Your child – Keeping an open line of communication is always your best resource to helping your child. Some children are more in-tune and when you talk to them, will come right out and say what they were struggling with. My daughter came out and told me that she was having difficulty on a certain subject. “How is that possible, you got an A your class assignment. “Yeah, I know but we worked on this together as a class.” Aha…never would have figured that out if I was simply relying on her grade. But then there’s the other child who you have to drag it out of him. When talking to my son, I asked him how his day was. Here’s how the conversation went:
Me: Well how was school today?
Me: Well why was it bad?
Him: I missed recess because I didn’t finish my work.
Me: Is this the first time that this has happened?
Me: Well how many times did it happen last week?
Him: Like three
Me: Okay well that’s a problem if you can’t get your work done during normal class time.

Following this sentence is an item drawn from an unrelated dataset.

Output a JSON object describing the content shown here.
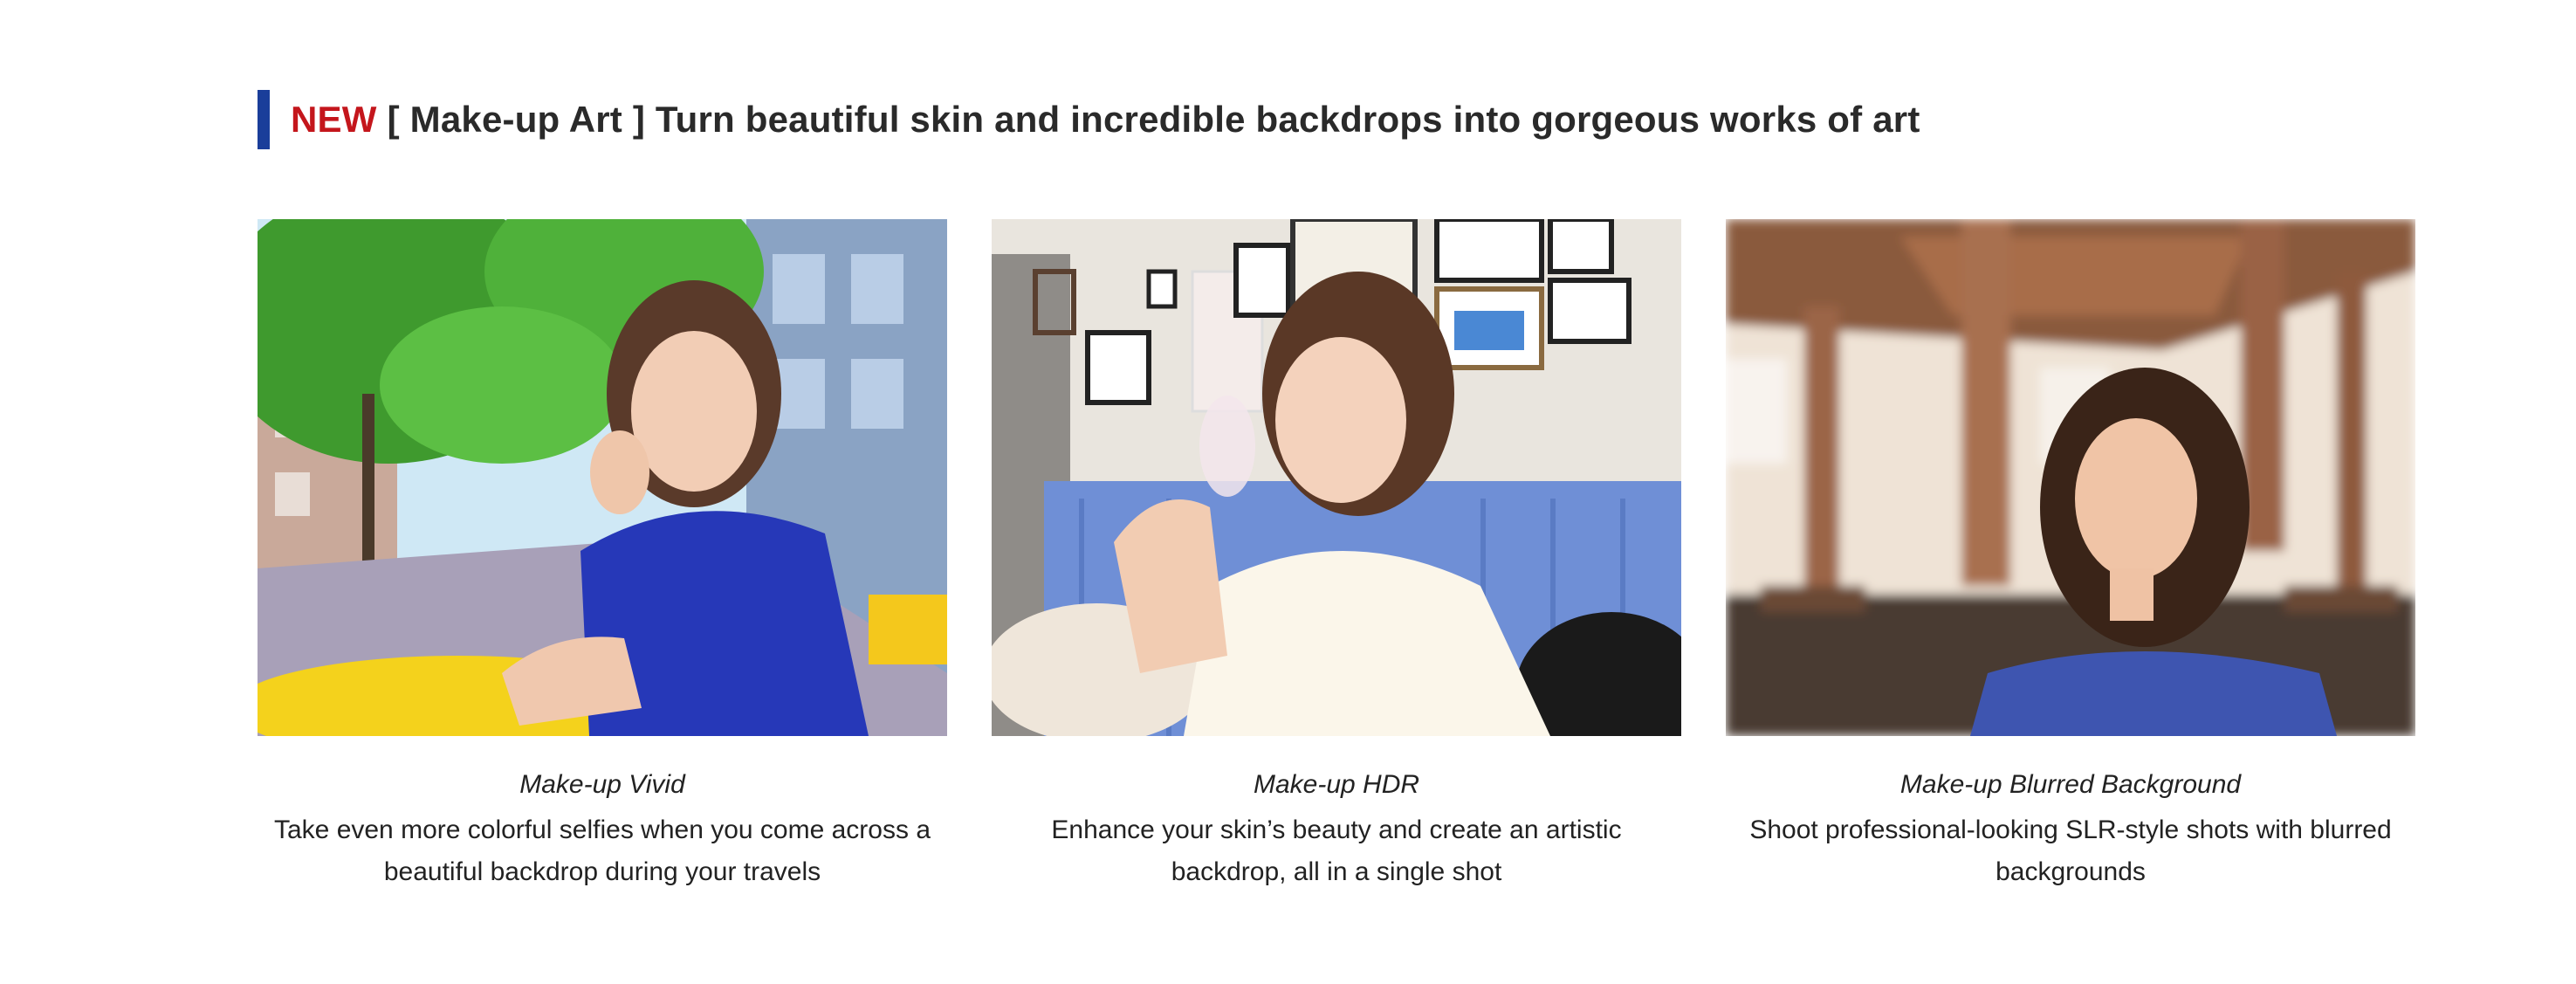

Do you know why this is? Is it too hard, is the class too noisy?
Him: (Insert confused smiley here)
I did talk to the teacher and in this case, it was more of him being too much of a chatterbug than struggling with the work. But this example just makes the point that this is something that I would have never know, unless I asked.
Overwhelmed yet? Well don’t be discouraged, it’s a lot to take in and I have only scratched the surface. The parent manual forgot to tell us that one of the requirements of being a parent would be to relearn the Properties of Matter or experience a blow to our ego after discovering our math skills are sub par, at best. However, the fact that you are still with me means that you are vested in your child’s education and I am here to give some resources and tools that I have come across that will help you see that investment flourish. Whether your child excels or struggles, is a motivated learner or needs a push, or whether you have the financials means to get outside help or you don’t; there will be something in this for everyone.